The Genesis science canister inside a clean room at the U.S. Army Dugway Proving Ground, Utah before thousands of samples were transferred to a clean room facility at NASA's Johnson Space Center in Houston.
HOUSTON (AP) -- Thousands of samples from the Genesis space capsule have arrived at the Johnson Space Center, where the project's curator must assemble a giant jigsaw puzzle that could hold clues to the origins of the solar system.
Wafers on five collector panels that broke into thousands of pieces when the capsule slammed into Earth last month secured samples of atoms and ions from solar wind.
There are almost 3,000 tracking numbers for containers holding pieces of the wafers, Eileen Stansbery, assistant director of astromaterials research, said Wednesday. Some of the containers hold as many as 96 pieces of the wafers, which are composed of silicone, gold on sapphire and germanium.
The containers are stored in a locked room at the space center until scientists can figure out how to rid them of contaminants. They will eventually be moved to a clean lab, where they will be doled out to researchers.
"We did go out, collect a piece of the sun, bring it back and we do have it here,'' Stansbery said.
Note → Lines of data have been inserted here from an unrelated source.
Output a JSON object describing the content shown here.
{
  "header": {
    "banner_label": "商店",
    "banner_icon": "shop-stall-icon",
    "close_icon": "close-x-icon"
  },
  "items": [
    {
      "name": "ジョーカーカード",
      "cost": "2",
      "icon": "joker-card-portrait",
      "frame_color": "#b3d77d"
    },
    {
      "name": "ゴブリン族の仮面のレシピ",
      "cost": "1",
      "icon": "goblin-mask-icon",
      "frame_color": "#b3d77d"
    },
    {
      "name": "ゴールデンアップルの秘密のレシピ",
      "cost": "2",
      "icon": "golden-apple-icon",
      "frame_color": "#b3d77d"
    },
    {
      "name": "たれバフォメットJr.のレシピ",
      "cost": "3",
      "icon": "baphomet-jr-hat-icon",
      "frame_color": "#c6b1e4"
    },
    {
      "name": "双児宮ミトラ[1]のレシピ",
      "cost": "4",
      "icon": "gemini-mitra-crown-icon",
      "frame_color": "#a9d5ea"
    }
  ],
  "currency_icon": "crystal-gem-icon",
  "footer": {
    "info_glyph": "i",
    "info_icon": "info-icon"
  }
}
The billions of charged atoms - a total haul no bigger than a few grains of salt - collected since the capsule was launched into space in 2001 could explain how the sun formed 4.5 billion years ago and what keeps it fueled.
While some of the studies will be done at the space center, a majority of the atoms and ions will be studied by researchers who apply and are approved by an external advisory board.
Some 350 wafers made up the five disks that were open to the solar wind during the mission. Many of the wafers shattered like glass when the capsule slammed into the ground at nearly 200 mph. The capsule's parachutes failed to open. The disks were splattered with mud, salts and splintered capsule parts in the crash.
Stansbery said they must talk to the scientific community to understand what the impact would be from different cleaning techniques and technology for the decontamination.
"The time frame will be months longer than we had originally anticipated before we can get the samples out to the scientific community,'' she said.
Stansbery said the job is going to be labor intensive. ''It will take a lot longer and be a lot more difficult than originally planned but it is by no means impossible,'' she said.
The good news, she said, is the samples don't have to be analyzed now and will be available for researchers for decades to come, even if the process to prepare them for research takes longer than anticipated.
"We have worked so hard for this,'' she said. "Although it is a personally and emotionally challenging thing ... this is what we do. ... The Johnson Space Center is good at taking samples and safeguarding them for the future.''
Once the samples are ready for researchers, Stansbery said the hope is that scientists will be able to create fingerprints of the sun by measuring the oxygen isotopes in the solar winds.
"If they put all those little fingerprints together, it gives you a picture of what the solar system was made of and hence how the solar system evolved,'' she said. "There is no doubt that we are going to get good, important useful information from them.''